**** MATERIALS PROVIDED ****
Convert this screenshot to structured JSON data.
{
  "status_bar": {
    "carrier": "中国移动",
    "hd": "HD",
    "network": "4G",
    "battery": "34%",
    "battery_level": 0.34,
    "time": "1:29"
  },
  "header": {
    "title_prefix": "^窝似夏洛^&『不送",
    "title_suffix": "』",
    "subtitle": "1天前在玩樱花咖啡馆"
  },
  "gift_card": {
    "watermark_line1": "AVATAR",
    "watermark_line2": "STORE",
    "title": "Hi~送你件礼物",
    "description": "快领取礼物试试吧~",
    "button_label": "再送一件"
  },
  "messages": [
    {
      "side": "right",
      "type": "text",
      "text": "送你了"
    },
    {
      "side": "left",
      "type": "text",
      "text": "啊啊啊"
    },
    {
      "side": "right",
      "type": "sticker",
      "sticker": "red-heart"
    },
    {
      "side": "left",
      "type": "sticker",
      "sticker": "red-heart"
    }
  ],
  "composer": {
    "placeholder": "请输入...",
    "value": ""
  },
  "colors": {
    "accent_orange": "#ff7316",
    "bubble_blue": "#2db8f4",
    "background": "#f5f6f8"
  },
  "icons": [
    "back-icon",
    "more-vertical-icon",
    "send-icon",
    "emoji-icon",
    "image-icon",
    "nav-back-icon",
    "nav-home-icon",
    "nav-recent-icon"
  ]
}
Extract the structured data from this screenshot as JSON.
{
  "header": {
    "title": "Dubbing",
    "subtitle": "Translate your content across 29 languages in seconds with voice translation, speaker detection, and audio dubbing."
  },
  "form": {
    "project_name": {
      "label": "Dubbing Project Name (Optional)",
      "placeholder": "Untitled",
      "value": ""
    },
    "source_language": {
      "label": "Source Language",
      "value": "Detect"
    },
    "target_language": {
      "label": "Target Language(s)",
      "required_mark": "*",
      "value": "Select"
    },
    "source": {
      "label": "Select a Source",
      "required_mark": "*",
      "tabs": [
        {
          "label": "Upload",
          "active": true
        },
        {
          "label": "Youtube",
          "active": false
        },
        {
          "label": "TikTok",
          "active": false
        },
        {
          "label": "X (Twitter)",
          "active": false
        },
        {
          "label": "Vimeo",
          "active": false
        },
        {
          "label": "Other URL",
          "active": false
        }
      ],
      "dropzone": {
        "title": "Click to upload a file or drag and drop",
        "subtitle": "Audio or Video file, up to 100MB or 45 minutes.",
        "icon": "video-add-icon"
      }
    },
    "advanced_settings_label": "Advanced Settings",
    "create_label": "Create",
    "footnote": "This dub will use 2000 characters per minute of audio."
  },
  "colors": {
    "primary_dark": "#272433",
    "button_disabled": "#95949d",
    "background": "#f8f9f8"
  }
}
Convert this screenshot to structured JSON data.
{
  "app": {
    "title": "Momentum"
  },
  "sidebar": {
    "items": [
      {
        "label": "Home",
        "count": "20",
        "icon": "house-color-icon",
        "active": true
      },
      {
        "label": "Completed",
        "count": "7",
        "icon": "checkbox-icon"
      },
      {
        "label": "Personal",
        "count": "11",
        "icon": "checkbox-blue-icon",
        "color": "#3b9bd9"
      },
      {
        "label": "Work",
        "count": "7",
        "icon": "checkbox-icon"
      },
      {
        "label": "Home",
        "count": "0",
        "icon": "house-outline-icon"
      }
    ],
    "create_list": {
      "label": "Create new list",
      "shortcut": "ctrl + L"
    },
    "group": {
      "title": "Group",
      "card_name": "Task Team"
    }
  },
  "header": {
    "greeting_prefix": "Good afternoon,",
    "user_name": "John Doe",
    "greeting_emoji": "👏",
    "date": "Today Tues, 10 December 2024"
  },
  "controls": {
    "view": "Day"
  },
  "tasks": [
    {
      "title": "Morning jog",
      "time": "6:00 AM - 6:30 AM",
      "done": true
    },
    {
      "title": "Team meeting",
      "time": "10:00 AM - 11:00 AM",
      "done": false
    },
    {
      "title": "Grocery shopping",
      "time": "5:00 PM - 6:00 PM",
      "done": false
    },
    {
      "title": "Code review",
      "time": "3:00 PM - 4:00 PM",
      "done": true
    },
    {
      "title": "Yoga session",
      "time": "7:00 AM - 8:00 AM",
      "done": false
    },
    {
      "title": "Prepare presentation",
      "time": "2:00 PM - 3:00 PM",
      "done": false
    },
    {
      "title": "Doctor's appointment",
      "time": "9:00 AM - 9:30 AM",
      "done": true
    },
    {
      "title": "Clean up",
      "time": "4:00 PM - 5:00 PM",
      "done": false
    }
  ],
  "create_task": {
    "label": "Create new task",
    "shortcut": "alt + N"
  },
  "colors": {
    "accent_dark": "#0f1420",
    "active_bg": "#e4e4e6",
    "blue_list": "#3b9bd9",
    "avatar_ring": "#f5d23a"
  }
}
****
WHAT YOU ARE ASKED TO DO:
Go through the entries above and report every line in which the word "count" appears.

WRITTEN REPLY:
        "count": "20",
        "count": "7",
        "count": "11",
        "count": "7",
        "count": "0",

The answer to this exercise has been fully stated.